About 1,000 Palestinian Muslims fleeing Israeli shells devastating their Gaza neighborhood have found shelter in a building they otherwise would rarely if ever enter, the city's 12th-century Greek Orthodox Church.
St. Porphyrius monastery is the heart of the small Greek Orthodox community in Gaza. The church dates to the Crusades in the 12th century. Since Sunday, more than 700 evacuees, all of them Muslims, have crowded into the courtyard for what they hoped was refuge.
“I was just saying to my friend, ‘Relax, this is the safest place in Gaza,’ when the first rockets hit,” said Majid al-Jamal, 22, who works in a body shop and was struck on the head by a piece of flying brick Monday night.
That is when four Israeli missiles struck the tombs in the small church cemetery. Shrapnel peppered the school next door. Jamal said militants fired rockets, from the cemetery or nearby.
Israel says mosques, schools and hospitals are being used to fire rockets or cache weapons. Prime Minister Benjamin Netantayu said Hamas is “targeting our civilians and hiding behind its civilians. That’s a double war crime.”
Only about 1,400 Christians - Orthodox, Catholics and Protestants - live among the 1.8 million Muslims, meaning they make up 0.08 percent of the population in the crowded Gaza Strip dominated by Hamas, an Islamist group.

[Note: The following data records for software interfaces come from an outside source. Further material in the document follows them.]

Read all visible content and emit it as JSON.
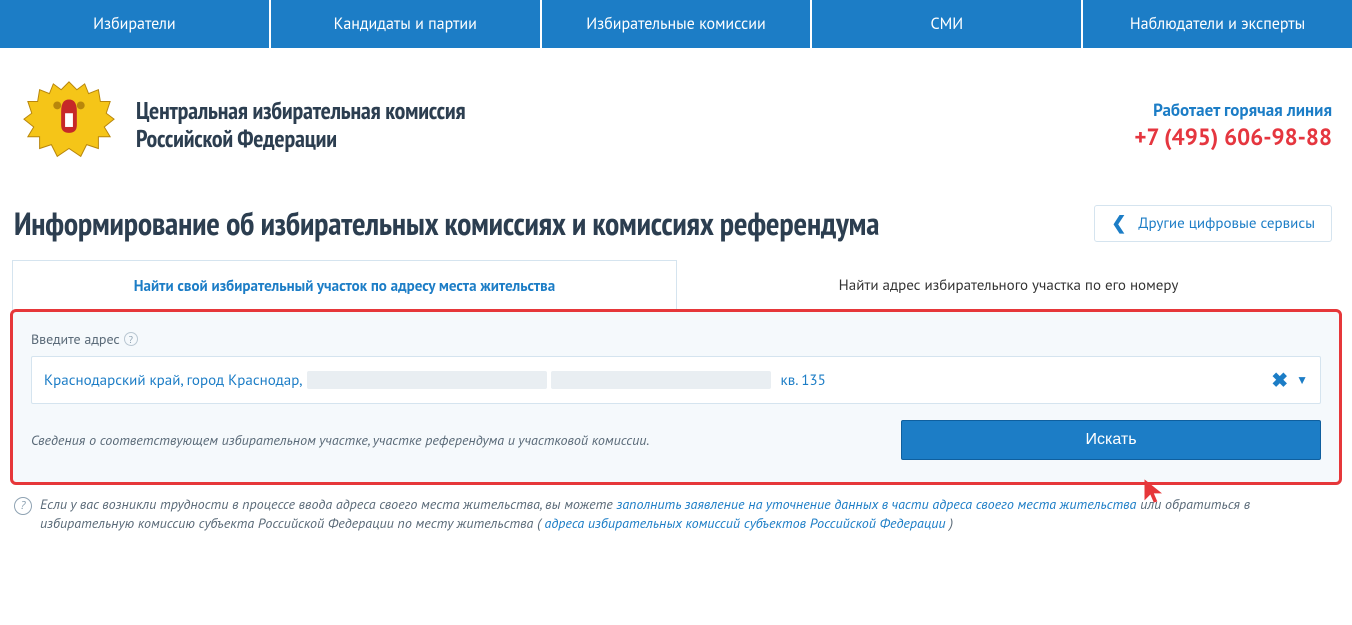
{
  "topnav": {
    "items": [
      "Избиратели",
      "Кандидаты и партии",
      "Избирательные комиссии",
      "СМИ",
      "Наблюдатели и эксперты"
    ]
  },
  "org": {
    "line1": "Центральная избирательная комиссия",
    "line2": "Российской Федерации"
  },
  "hotline": {
    "label": "Работает горячая линия",
    "phone": "+7 (495) 606-98-88"
  },
  "page": {
    "title": "Информирование об избирательных комиссиях и комиссиях референдума",
    "other_services": "Другие цифровые сервисы"
  },
  "tabs": {
    "active": "Найти свой избирательный участок по адресу места жительства",
    "inactive": "Найти адрес избирательного участка по его номеру"
  },
  "form": {
    "label": "Введите адрес",
    "address_prefix": "Краснодарский край, город Краснодар,",
    "address_suffix": "кв. 135",
    "description": "Сведения о соответствующем избирательном участке, участке референдума и участковой комиссии.",
    "search_button": "Искать"
  },
  "footer": {
    "part1": "Если у вас возникли трудности в процессе ввода адреса своего места жительства, вы можете ",
    "link1": "заполнить заявление на уточнение данных в части адреса своего места жительства",
    "part2": " или обратиться в избирательную комиссию субъекта Российской Федерации по месту жительства ( ",
    "link2": "адреса избирательных комиссий субъектов Российской Федерации",
    "part3": " )"
  }
}
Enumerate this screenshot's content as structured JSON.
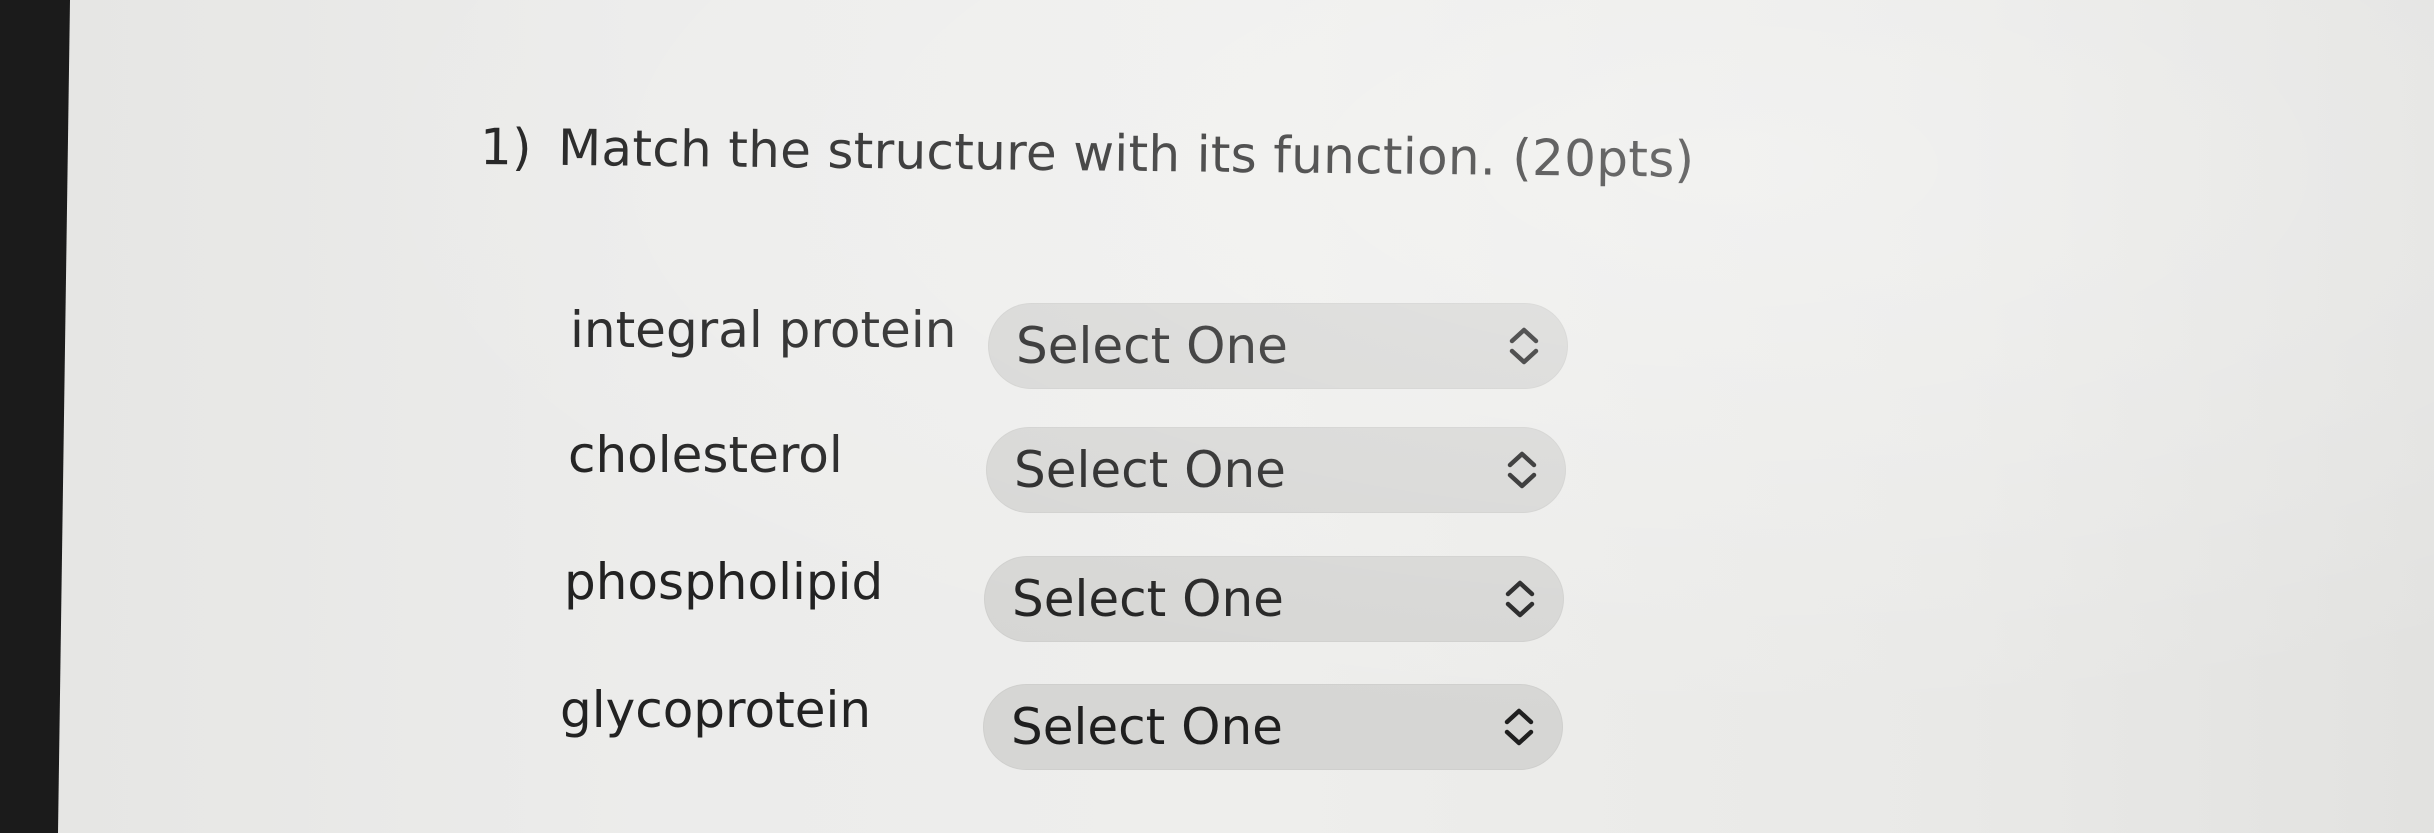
{
  "question": {
    "number": "1)",
    "text": "Match the structure  with its function. (20pts)"
  },
  "rows": [
    {
      "label": "integral protein",
      "selected": "Select One"
    },
    {
      "label": "cholesterol",
      "selected": "Select One"
    },
    {
      "label": "phospholipid",
      "selected": "Select One"
    },
    {
      "label": "glycoprotein",
      "selected": "Select One"
    }
  ],
  "icons": {
    "select_indicator": "chevron-up-down-icon"
  },
  "colors": {
    "screen_bg": "#ececeb",
    "select_bg": "#d6d6d4",
    "text": "#1e1e1e"
  }
}
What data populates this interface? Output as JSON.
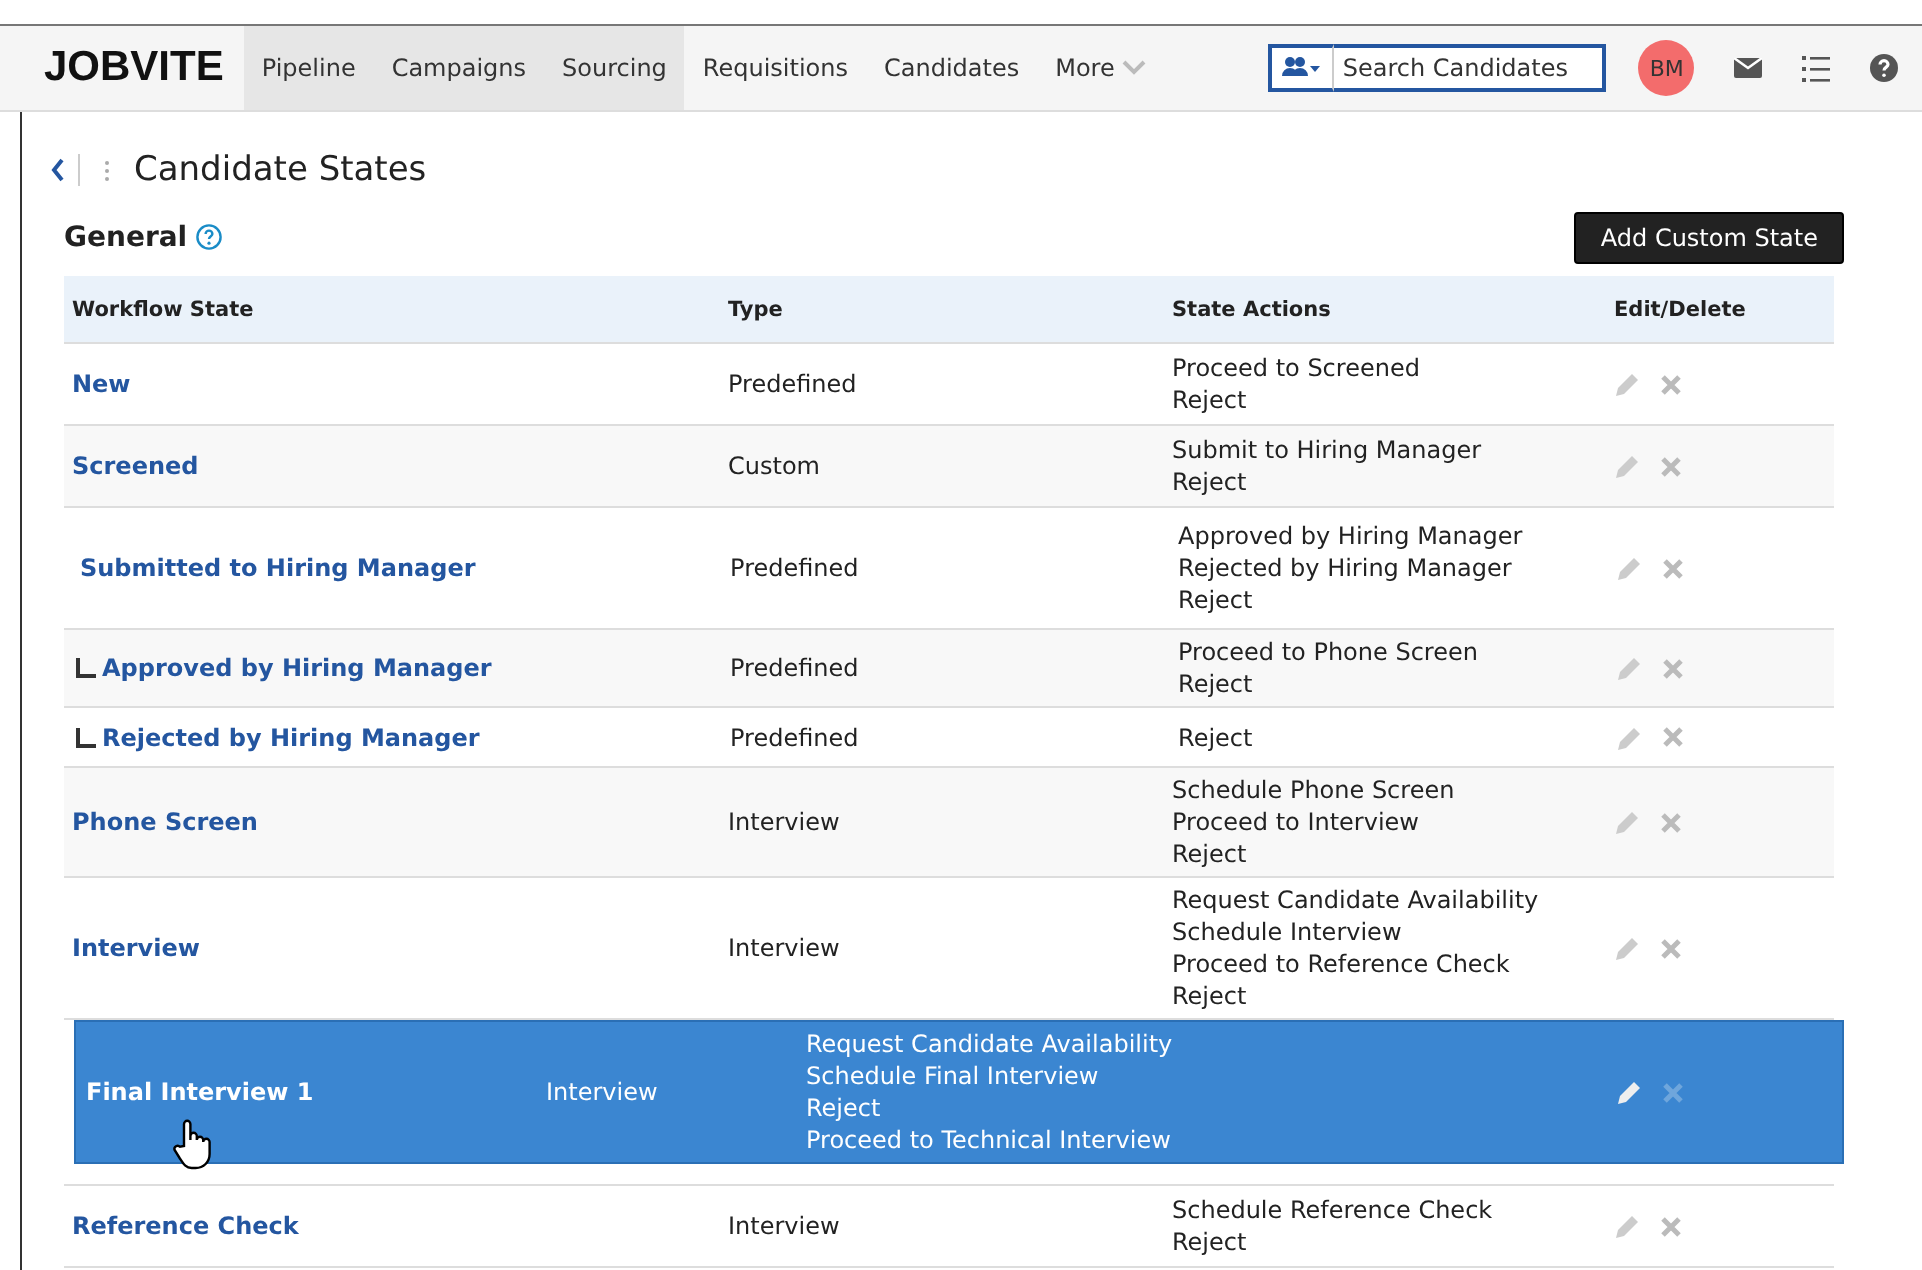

When the then Pope Benedict quoted a medieval scholar describing Islam as violent and irrational in 2006, unknown militants attacked five churches in Palestinian areas, including Saint Porphyrius - even though it is Orthodox, not Catholic.